Sometimes switching transportation modes or vehicles is necessary when shipping items.  When an item is taken from one truck and placed inside of another, it is a process known as “transshipment.” Consolidation and deconsolidation might be involved, but in the event that it isn’t, this process is referred to as “transloading.” For example, if the goal is to deliver more items during a specific route, switching to a vehicle with a larger capacity will help achieve this.

Product Fulfillment

In some cases, the distribution center will function as a fulfillment center. Optimal customer service procedures are necessary when taking on this role, as the staff will be dealing directly with the end customer. When hiring a distribution center to serve as a fulfillment center, you are more removed from the process. In doing so, it is important to know what you are looking for in terms of customer service and communicate those goals appropriately.  Most of the orders will be received through electronic means and will be smaller in size, but filled at larger rates. Having a distribution management system in place is critical for this operation.  

Additional Responsibilities

The operations of distribution centers and warehouses all vary based on who owns them and where they are located. Some additional services that may be offered by a Distribution Center include:

Returned Goods

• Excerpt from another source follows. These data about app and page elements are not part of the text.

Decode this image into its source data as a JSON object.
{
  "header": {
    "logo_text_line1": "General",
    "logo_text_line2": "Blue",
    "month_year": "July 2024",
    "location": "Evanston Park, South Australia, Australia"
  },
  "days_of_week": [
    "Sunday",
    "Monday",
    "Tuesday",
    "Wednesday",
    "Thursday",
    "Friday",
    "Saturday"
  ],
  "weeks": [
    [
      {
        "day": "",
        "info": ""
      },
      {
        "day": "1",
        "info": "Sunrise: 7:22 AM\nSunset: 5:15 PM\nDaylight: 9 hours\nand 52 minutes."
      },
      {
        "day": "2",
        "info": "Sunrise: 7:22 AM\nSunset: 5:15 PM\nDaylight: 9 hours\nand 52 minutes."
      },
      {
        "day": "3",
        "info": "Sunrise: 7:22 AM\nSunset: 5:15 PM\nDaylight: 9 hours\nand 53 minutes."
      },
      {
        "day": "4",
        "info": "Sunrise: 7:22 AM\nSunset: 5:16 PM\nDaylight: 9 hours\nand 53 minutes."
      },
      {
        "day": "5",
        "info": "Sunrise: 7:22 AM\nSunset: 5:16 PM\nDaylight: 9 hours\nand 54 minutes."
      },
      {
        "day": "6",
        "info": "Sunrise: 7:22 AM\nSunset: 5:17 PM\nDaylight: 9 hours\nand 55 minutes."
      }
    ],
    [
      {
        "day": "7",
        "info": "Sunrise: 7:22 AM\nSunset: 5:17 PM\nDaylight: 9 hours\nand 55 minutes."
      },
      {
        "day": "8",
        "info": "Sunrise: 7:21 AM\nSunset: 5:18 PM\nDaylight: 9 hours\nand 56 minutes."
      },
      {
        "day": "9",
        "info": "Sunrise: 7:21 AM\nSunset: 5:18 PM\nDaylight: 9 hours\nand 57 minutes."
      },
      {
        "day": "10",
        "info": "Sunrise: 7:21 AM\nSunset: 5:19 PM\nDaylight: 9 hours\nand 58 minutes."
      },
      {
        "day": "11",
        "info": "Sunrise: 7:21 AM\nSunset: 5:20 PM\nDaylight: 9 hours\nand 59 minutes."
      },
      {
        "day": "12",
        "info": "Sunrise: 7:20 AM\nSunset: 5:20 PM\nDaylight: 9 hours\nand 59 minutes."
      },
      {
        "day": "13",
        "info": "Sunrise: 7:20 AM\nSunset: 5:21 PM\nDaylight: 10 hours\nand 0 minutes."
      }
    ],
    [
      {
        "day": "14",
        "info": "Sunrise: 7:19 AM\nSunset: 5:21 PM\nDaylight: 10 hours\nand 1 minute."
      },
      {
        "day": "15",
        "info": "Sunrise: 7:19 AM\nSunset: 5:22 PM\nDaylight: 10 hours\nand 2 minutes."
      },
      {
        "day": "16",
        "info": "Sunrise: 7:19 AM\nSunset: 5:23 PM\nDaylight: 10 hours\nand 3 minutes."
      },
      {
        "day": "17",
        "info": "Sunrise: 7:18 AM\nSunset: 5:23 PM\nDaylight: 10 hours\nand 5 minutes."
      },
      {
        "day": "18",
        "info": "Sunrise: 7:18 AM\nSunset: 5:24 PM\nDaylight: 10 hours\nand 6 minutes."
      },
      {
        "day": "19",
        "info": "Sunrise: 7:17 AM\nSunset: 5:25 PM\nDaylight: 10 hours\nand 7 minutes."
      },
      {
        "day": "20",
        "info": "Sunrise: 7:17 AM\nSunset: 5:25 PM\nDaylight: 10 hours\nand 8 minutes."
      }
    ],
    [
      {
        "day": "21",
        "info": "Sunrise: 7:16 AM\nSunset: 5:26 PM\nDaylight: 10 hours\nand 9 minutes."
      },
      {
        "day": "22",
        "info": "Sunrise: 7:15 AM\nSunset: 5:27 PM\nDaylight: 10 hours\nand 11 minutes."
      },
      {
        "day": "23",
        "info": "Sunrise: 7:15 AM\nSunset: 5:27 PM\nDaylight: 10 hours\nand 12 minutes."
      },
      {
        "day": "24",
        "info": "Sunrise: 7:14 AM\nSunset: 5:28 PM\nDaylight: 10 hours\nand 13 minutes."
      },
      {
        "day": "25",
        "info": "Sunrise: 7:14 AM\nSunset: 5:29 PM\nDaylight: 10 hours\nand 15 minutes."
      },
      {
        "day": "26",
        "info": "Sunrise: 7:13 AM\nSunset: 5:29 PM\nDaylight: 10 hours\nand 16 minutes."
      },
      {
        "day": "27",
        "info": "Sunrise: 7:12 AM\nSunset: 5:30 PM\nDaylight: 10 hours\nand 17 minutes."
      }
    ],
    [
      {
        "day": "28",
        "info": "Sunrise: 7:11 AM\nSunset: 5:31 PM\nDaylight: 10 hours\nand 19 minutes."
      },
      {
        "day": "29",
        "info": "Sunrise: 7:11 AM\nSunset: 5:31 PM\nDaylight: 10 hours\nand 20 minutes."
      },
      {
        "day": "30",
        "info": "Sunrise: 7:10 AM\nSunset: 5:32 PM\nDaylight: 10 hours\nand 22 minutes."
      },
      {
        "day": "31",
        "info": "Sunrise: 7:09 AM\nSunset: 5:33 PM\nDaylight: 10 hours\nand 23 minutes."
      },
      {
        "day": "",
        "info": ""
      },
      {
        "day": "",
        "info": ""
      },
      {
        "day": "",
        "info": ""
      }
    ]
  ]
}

When handling returns, also known as reverse distribution, transferring the product back into the forward flow of the network with as low of a cost as possible is the main objective. During this transfer, a mixing of SKUs between reverse and forward channel products can occur. To prevent this, some companies opt to have their reverse logistics handled by facilities whose sole purpose is to handle such matters. 

When starting a business, establishing and optimizing a solid supply chain network is of the utmost importance. As the nucleus of your network, distribution center operations assist with storage, order fulfillment, and other logistics processes required to support and retain consumer growth. With the addition of a distribution center comes control, as it will permit your business to set and oversee service and delivery windows. When opening a distribution center, it’s important to take its location into consideration. Centers located near main highways or roadways are ideal since they would make the transportation of products more efficient. If you are in the Spokane area and are in need of a distribution center, contact us today!

Essential Questions to Ask Your Next Distribution Center

You are in the hunt for a distribution center - and we are guessing you’re either barely starting out or your thriving e-commerce store is starting to hit a bottleneck. Well, the process involved in exploring and choosing the appropriate distribution center is more...

distribution center questions

Best Practices for a Quality Distribution Center

Previously, we covered the differences between warehouses and distribution centers, the operations that are often handled by the latter, and the essential questions to ask a distribution center when considering working with them. Finding a solution to your...

Distribution Center